Upworthy and P&G Good Everyday wanted to help keep kindness going strong, so they partnered up to create the Lead with Love Fund. The fund awards do-gooders in communities around the country with grants to help them continue on with their unique missions. Hundreds of nominations came pouring in and five winners were selected based on three criteria: the impact of action, uniqueness, and "Upworthy-ness" of their story.

Here's a look at the five winners:

Edith Ornelas, co-creator of Mariposas Collective in Memphis, Tenn.

Edith Ornelas has a deep-rooted connection to the asylum-seeking immigrant families she brings food and supplies to families in Memphis, Tenn. She was born in Jalisco, Mexico, and immigrated to the United States when she was 7 years old with her parents and sister. Edith grew up in Chicago, then moved to Memphis in 2016, where she quickly realized how few community programs existed for immigrants. Two years later, she helped create Mariposas Collective, which initially aimed to help families who had just been released from detention centers and were seeking asylum.
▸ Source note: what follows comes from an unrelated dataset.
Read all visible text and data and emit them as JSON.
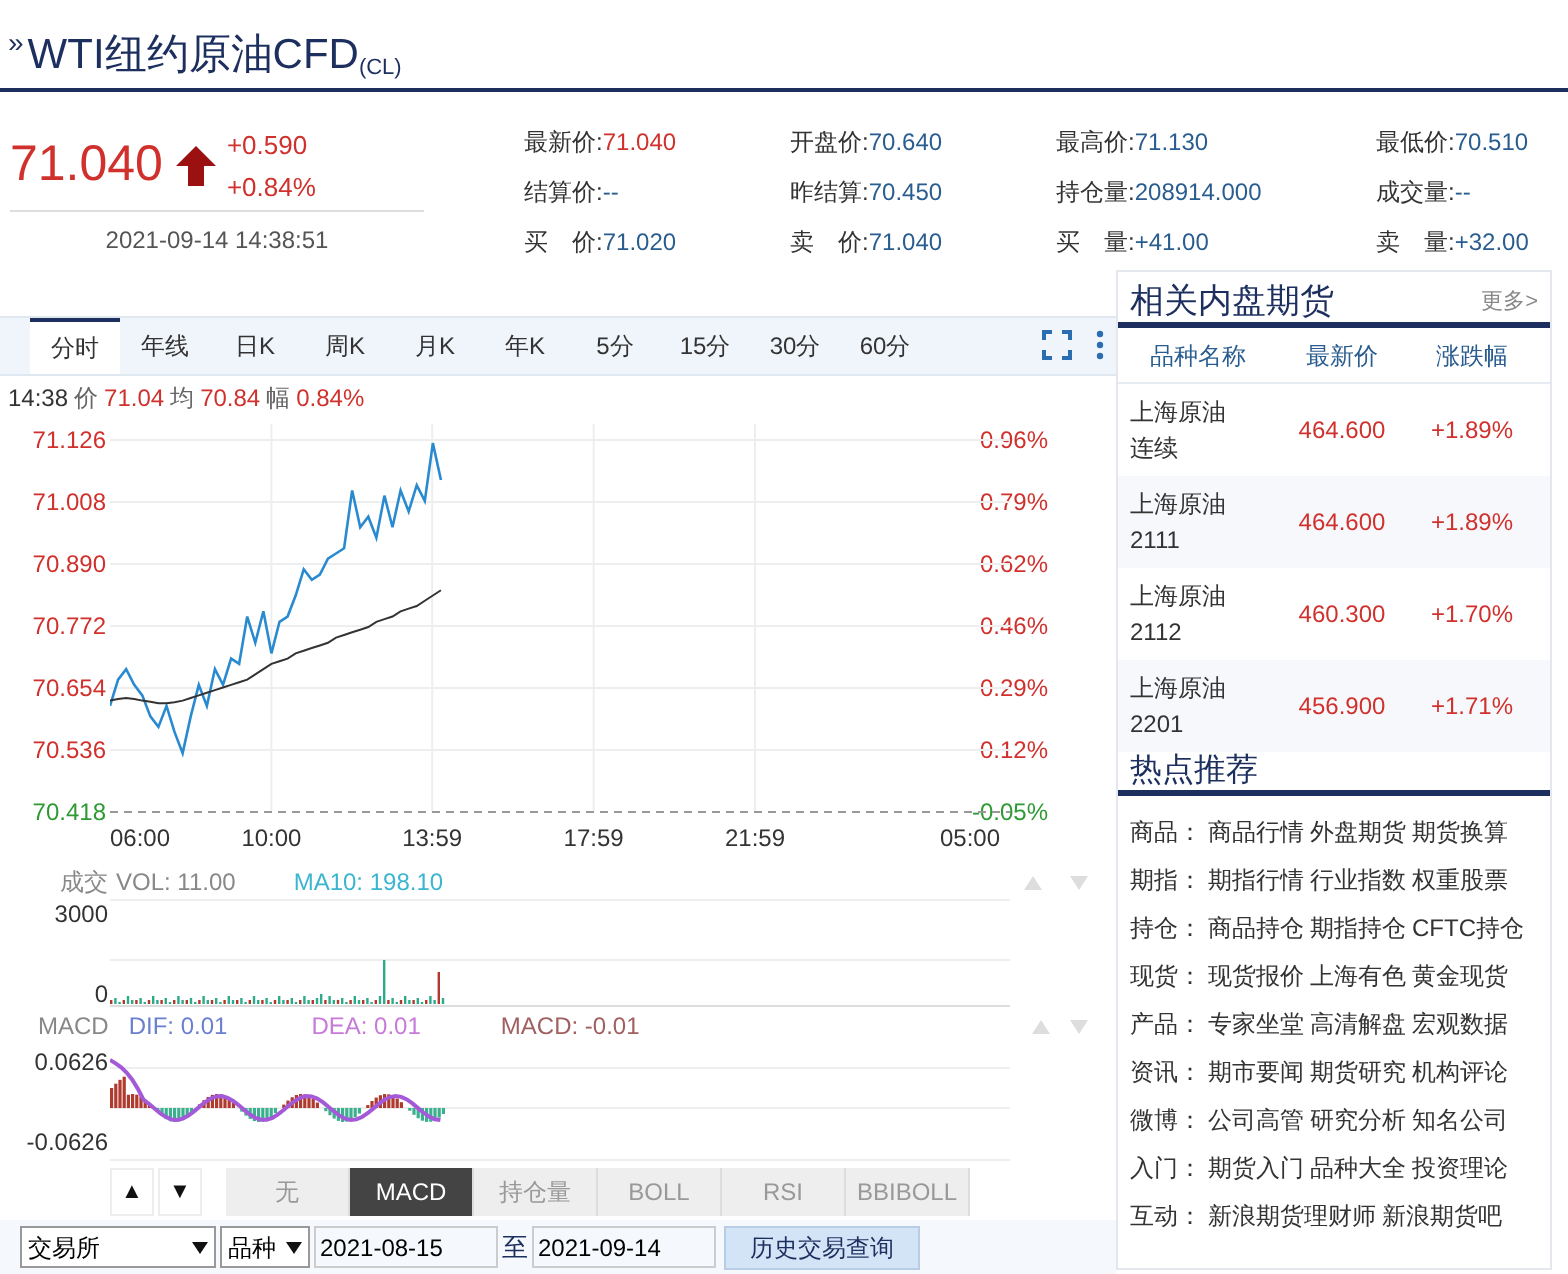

The collective started out small but has since grown to approximately 400 volunteers.